Task to complete =
The output should match the data below line for line.

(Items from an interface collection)
_ _ _ _ _
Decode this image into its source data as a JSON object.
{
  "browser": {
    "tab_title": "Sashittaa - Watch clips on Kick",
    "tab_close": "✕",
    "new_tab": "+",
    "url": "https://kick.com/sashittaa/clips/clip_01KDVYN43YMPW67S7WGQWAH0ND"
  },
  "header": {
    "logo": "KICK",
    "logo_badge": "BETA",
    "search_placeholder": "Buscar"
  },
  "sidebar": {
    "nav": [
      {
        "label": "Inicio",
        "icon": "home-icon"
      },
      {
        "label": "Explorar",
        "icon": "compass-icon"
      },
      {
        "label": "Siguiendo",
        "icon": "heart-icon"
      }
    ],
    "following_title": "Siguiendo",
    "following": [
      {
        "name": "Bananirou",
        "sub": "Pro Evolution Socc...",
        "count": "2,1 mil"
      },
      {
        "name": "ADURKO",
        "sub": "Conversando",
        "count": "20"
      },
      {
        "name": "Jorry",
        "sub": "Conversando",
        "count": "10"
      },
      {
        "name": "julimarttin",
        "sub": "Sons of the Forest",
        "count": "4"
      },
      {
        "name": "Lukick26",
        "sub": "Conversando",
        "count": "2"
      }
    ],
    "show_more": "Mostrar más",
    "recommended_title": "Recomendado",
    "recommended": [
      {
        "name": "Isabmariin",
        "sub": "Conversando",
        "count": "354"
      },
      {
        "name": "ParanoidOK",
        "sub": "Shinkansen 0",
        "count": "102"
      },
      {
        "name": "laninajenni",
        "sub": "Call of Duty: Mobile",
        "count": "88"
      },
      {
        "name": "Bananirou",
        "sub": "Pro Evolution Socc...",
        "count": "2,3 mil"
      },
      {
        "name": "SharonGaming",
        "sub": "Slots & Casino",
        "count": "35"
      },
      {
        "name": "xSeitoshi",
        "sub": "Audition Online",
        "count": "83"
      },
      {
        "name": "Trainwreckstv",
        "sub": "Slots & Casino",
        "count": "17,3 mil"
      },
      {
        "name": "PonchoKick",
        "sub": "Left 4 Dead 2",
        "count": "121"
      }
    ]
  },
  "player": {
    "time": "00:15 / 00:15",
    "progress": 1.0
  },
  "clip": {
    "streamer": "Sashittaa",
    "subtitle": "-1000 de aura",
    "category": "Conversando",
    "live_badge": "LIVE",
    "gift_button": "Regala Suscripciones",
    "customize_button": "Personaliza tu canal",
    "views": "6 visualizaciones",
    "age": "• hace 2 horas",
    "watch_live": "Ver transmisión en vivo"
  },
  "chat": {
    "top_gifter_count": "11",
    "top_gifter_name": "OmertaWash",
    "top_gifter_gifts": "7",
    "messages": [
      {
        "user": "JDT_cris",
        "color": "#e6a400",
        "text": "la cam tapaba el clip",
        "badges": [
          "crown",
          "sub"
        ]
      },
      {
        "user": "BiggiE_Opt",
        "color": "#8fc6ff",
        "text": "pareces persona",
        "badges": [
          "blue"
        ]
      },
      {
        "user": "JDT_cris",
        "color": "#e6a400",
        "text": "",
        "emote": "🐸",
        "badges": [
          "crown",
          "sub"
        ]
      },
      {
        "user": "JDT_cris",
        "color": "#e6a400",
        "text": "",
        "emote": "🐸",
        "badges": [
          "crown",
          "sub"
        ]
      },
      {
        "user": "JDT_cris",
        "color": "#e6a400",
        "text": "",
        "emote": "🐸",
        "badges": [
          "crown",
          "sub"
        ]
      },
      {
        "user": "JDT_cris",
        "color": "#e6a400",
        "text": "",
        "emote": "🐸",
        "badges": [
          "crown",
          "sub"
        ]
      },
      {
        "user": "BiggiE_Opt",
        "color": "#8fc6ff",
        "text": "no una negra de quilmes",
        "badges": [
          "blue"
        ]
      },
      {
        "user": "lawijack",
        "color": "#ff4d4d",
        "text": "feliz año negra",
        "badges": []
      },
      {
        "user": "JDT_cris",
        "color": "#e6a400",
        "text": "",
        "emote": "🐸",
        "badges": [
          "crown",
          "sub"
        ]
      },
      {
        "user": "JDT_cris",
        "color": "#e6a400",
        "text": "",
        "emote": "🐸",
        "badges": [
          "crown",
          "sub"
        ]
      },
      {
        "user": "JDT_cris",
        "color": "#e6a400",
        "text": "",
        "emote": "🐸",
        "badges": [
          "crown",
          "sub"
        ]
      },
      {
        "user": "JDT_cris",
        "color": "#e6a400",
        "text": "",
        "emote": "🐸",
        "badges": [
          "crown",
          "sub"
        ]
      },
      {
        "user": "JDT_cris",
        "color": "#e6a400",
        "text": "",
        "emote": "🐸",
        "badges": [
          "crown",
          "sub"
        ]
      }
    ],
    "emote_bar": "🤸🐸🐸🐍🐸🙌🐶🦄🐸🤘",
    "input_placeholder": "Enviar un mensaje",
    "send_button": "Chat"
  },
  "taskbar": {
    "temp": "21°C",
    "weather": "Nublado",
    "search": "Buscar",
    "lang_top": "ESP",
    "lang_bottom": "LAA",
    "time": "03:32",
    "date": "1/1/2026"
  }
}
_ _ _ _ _
Response to this exercise =
Decode this image into its source data as a JSON object.
{
  "browser": {
    "tab_title": "Sashittaa - Watch clips on Kick",
    "tab_close": "✕",
    "new_tab": "+",
    "url": "https://kick.com/sashittaa/clips/clip_01KDVYN43YMPW67S7WGQWAH0ND"
  },
  "header": {
    "logo": "KICK",
    "logo_badge": "BETA",
    "search_placeholder": "Buscar"
  },
  "sidebar": {
    "nav": [
      {
        "label": "Inicio",
        "icon": "home-icon"
      },
      {
        "label": "Explorar",
        "icon": "compass-icon"
      },
      {
        "label": "Siguiendo",
        "icon": "heart-icon"
      }
    ],
    "following_title": "Siguiendo",
    "following": [
      {
        "name": "Bananirou",
        "sub": "Pro Evolution Socc...",
        "count": "2,1 mil"
      },
      {
        "name": "ADURKO",
        "sub": "Conversando",
        "count": "20"
      },
      {
        "name": "Jorry",
        "sub": "Conversando",
        "count": "10"
      },
      {
        "name": "julimarttin",
        "sub": "Sons of the Forest",
        "count": "4"
      },
      {
        "name": "Lukick26",
        "sub": "Conversando",
        "count": "2"
      }
    ],
    "show_more": "Mostrar más",
    "recommended_title": "Recomendado",
    "recommended": [
      {
        "name": "Isabmariin",
        "sub": "Conversando",
        "count": "354"
      },
      {
        "name": "ParanoidOK",
        "sub": "Shinkansen 0",
        "count": "102"
      },
      {
        "name": "laninajenni",
        "sub": "Call of Duty: Mobile",
        "count": "88"
      },
      {
        "name": "Bananirou",
        "sub": "Pro Evolution Socc...",
        "count": "2,3 mil"
      },
      {
        "name": "SharonGaming",
        "sub": "Slots & Casino",
        "count": "35"
      },
      {
        "name": "xSeitoshi",
        "sub": "Audition Online",
        "count": "83"
      },
      {
        "name": "Trainwreckstv",
        "sub": "Slots & Casino",
        "count": "17,3 mil"
      },
      {
        "name": "PonchoKick",
        "sub": "Left 4 Dead 2",
        "count": "121"
      }
    ]
  },
  "player": {
    "time": "00:15 / 00:15",
    "progress": 1.0
  },
  "clip": {
    "streamer": "Sashittaa",
    "subtitle": "-1000 de aura",
    "category": "Conversando",
    "live_badge": "LIVE",
    "gift_button": "Regala Suscripciones",
    "customize_button": "Personaliza tu canal",
    "views": "6 visualizaciones",
    "age": "• hace 2 horas",
    "watch_live": "Ver transmisión en vivo"
  },
  "chat": {
    "top_gifter_count": "11",
    "top_gifter_name": "OmertaWash",
    "top_gifter_gifts": "7",
    "messages": [
      {
        "user": "JDT_cris",
        "color": "#e6a400",
        "text": "la cam tapaba el clip",
        "badges": [
          "crown",
          "sub"
        ]
      },
      {
        "user": "BiggiE_Opt",
        "color": "#8fc6ff",
        "text": "pareces persona",
        "badges": [
          "blue"
        ]
      },
      {
        "user": "JDT_cris",
        "color": "#e6a400",
        "text": "",
        "emote": "🐸",
        "badges": [
          "crown",
          "sub"
        ]
      },
      {
        "user": "JDT_cris",
        "color": "#e6a400",
        "text": "",
        "emote": "🐸",
        "badges": [
          "crown",
          "sub"
        ]
      },
      {
        "user": "JDT_cris",
        "color": "#e6a400",
        "text": "",
        "emote": "🐸",
        "badges": [
          "crown",
          "sub"
        ]
      },
      {
        "user": "JDT_cris",
        "color": "#e6a400",
        "text": "",
        "emote": "🐸",
        "badges": [
          "crown",
          "sub"
        ]
      },
      {
        "user": "BiggiE_Opt",
        "color": "#8fc6ff",
        "text": "no una negra de quilmes",
        "badges": [
          "blue"
        ]
      },
      {
        "user": "lawijack",
        "color": "#ff4d4d",
        "text": "feliz año negra",
        "badges": []
      },
      {
        "user": "JDT_cris",
        "color": "#e6a400",
        "text": "",
        "emote": "🐸",
        "badges": [
          "crown",
          "sub"
        ]
      },
      {
        "user": "JDT_cris",
        "color": "#e6a400",
        "text": "",
        "emote": "🐸",
        "badges": [
          "crown",
          "sub"
        ]
      },
      {
        "user": "JDT_cris",
        "color": "#e6a400",
        "text": "",
        "emote": "🐸",
        "badges": [
          "crown",
          "sub"
        ]
      },
      {
        "user": "JDT_cris",
        "color": "#e6a400",
        "text": "",
        "emote": "🐸",
        "badges": [
          "crown",
          "sub"
        ]
      },
      {
        "user": "JDT_cris",
        "color": "#e6a400",
        "text": "",
        "emote": "🐸",
        "badges": [
          "crown",
          "sub"
        ]
      }
    ],
    "emote_bar": "🤸🐸🐸🐍🐸🙌🐶🦄🐸🤘",
    "input_placeholder": "Enviar un mensaje",
    "send_button": "Chat"
  },
  "taskbar": {
    "temp": "21°C",
    "weather": "Nublado",
    "search": "Buscar",
    "lang_top": "ESP",
    "lang_bottom": "LAA",
    "time": "03:32",
    "date": "1/1/2026"
  }
}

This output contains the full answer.